Activity: Check each line of the entries below for the word "Document", then report how many have it, with no other words.

·····

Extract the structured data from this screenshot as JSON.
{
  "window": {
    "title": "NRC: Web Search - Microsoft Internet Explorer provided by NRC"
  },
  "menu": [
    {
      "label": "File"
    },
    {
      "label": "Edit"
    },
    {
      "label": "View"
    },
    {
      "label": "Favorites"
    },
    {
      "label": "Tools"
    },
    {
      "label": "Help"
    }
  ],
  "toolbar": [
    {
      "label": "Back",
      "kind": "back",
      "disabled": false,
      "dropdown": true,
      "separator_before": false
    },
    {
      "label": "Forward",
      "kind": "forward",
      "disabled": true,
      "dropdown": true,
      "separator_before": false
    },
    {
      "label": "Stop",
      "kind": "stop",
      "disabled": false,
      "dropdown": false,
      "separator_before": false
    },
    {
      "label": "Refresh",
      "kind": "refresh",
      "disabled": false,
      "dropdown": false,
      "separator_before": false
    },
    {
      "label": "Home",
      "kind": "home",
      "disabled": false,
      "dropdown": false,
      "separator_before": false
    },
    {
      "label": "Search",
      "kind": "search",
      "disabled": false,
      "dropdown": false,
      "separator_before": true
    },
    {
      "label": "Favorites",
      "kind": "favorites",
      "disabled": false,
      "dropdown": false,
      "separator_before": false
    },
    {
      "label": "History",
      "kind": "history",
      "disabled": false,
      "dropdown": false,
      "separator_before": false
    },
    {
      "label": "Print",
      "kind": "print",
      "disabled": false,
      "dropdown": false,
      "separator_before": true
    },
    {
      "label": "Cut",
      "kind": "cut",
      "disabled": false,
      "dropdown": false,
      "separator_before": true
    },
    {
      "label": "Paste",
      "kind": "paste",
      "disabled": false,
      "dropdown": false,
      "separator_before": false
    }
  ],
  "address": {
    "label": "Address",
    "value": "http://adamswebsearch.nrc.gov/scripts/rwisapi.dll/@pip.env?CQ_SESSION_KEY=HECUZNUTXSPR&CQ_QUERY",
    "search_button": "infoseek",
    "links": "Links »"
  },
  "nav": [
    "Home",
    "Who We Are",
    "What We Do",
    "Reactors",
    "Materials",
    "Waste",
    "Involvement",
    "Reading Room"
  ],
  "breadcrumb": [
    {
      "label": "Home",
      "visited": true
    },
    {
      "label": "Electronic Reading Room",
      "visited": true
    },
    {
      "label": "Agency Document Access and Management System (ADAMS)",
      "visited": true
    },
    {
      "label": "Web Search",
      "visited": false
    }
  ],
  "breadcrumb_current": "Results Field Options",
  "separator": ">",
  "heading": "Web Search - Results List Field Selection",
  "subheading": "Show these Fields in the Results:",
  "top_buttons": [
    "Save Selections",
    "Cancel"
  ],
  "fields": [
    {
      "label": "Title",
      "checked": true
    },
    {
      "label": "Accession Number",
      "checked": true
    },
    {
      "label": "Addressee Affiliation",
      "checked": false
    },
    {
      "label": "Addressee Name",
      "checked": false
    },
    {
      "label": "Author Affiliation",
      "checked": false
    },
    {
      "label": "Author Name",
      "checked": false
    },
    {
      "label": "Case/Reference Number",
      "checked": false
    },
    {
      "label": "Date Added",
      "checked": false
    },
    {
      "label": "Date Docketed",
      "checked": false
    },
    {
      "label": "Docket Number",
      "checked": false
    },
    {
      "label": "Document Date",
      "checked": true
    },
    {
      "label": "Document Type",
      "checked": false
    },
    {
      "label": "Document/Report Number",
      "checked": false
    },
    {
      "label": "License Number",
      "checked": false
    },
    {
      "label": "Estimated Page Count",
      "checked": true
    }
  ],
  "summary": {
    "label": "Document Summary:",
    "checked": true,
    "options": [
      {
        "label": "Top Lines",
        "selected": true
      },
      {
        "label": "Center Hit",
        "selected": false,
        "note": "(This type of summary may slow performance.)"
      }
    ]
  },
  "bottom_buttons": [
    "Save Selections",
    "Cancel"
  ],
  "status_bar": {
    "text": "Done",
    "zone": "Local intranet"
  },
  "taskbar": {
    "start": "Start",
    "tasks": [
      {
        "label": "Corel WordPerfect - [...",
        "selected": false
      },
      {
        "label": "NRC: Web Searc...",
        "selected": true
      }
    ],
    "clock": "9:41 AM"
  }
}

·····

Exercise response: 5